– Recommend system improvements to the leaders

– Report on the performance of the organizational management system

Making this person report to someone other than the top manager may remove the strategic focus on emerging and future customer needs.

Process improvement remains the primary responsibility of each process owner (or their boss). These process level improvements would be coordinated via this person who, instead of being called VP Quality, is the VP Management System.

Without this person the top manager has to do all this herself or himself.

This approach enables all of us to remain responsible for the quality of our work.

Reasons ISO 9001 projects fail or succeed

September 26, 2011

Big Q thinking says everything the organization does is for quality. Organizational thinking in this way can result in highly successful holistic system development projects. Some organizations, though, are stuck in little-q thinking, perhaps kept in that state of mind by their dying QC department.

Since 1986 here are four reasons we have observed for organizations failing to obtain the full benefits of ISO 9001:

1. The leaders are not willing volunteers in developing their system.
2. The leaders ignore the system that actually is their organization.
3. The leaders delegate implementation of procedures written around ISO 9001 instead.
4. The quality professionals do not include the financial processes in the management system.

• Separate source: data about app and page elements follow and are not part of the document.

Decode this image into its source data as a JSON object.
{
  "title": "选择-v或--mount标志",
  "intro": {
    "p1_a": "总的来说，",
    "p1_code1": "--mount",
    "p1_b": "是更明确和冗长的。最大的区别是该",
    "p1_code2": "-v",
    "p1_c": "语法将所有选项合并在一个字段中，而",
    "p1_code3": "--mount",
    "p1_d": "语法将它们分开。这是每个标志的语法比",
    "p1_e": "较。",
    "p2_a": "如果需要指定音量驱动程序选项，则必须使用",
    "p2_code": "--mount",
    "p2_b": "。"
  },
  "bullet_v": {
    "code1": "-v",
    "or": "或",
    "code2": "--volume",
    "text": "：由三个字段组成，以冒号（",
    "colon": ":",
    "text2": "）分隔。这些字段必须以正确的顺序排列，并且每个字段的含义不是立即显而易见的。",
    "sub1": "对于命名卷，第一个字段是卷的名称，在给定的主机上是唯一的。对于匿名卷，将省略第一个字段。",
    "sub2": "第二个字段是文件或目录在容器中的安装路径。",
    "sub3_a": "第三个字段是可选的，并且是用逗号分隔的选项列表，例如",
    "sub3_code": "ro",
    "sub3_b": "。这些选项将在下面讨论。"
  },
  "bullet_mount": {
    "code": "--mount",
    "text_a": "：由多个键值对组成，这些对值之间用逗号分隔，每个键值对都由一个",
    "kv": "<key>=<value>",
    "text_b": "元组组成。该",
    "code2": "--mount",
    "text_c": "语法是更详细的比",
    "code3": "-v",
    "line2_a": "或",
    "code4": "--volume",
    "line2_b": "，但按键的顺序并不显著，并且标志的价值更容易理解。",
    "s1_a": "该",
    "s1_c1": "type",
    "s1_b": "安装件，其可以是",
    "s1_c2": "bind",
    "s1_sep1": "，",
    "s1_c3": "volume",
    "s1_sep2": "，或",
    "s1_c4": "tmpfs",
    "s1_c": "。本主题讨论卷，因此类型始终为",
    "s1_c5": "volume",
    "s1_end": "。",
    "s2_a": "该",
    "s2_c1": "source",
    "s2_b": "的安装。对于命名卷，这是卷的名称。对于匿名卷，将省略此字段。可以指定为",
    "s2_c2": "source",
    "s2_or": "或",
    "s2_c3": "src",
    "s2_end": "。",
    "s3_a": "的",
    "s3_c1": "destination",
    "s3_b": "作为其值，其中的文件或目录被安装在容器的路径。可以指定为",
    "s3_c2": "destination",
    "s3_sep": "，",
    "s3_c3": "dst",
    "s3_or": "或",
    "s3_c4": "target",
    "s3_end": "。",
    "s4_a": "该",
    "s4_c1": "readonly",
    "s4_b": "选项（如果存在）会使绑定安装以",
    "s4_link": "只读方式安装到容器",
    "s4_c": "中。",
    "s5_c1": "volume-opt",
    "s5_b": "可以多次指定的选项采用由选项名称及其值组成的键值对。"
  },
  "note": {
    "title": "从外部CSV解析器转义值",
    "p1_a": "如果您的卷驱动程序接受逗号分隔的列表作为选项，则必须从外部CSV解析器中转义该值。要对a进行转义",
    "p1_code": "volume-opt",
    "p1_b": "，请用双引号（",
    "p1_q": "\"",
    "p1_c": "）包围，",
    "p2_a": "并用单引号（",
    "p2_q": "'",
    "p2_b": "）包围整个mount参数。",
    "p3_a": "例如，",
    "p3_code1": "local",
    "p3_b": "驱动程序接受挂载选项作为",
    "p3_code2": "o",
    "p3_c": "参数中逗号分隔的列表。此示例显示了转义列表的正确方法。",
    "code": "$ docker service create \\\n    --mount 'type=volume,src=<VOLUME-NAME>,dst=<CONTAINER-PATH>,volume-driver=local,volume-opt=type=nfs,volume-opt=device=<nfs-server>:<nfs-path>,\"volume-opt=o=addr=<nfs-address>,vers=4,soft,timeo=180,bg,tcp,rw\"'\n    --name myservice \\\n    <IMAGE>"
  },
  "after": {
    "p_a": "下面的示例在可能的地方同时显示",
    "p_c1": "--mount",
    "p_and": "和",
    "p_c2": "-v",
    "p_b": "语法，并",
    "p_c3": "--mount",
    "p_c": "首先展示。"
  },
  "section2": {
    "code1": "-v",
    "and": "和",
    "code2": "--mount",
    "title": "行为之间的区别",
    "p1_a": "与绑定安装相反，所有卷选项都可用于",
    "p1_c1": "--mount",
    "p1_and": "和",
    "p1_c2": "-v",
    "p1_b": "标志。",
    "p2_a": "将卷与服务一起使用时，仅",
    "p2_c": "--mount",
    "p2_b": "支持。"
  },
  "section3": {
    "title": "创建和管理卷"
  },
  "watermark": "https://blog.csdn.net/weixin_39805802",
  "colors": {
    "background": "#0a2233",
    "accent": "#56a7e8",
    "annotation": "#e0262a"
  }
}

The key to developing a process-based management system is to go with the flow of work in the organization.

Embark on a voyage of discovery rather than implementing a standard:

A. Discover what the organization already does to determine customer requirements (and get paid for meeting them).
B. Discover what the organization already does to fulfill these and other requirements.
C. Discover the processes in the management system (and determine any new ones needed by the management system).
D. Discover what is done in each process to prevent nonconformity instead of how nonconformity is detected.

Telling an individual to implement ISO 9001 is not a good idea. The system development project needs a cross-functional team that is able to analyze its system, determine its key processes and analyze each of those key processes and their interactions.

Just a few of the management system’s processes need to be newly designed and implemented after training of the process team.

Respect the system that is the organization otherwise the system development project will fail. One way to do this is to use the “as-is rule”. Document the process lightly as it is not as you would like it to be. Then, by using and improving the management system it will cause any needed improvements and grow the detail where needed.

What if the process is so bad it does not conform to the standard? Well then, use the two-week rule: record the nonconformity and say “you have a fortnight to correct the process then we will re-document the improved process as it is”. If too difficult to correct in two weeks then feed the nonconformity into an early corrective action using the newly developed management system.

A summary of common mistakes:

i) Leaders not showing their commitment to requirements.
ii) Putting the documented procedure ahead of the process.
iii) Ignoring the system that is the organization.
iv) Implementing ISO 9001 instead of developing the organization’s existing management system.

The system should help people to determine and meet requirements including the requirement for continual improvement. The procedures should be owned by the people not the “we know best department”. That way QA is delivered as a result of everyone using their management system to fulfill requirements.

Learn how to do this for yourselves here.

Process…

December 4, 2009

…is your work that should add value to data, information or materials and is supported by resources (facilities, equipment, talent, skills and knowledge) and controls (methods, procedures, care and coordination).

After deducting the cost of the resources, controls and inputs from value of the outputs we should receive a reward to share with our families, communities and, perhaps, spend on ourselves. If our life or work continues to add no value then we are subsidized by our savings or by people whose work does add value or we die.

Such is the vital importance of all processes.

How well does your organizational management system help you to do even better work?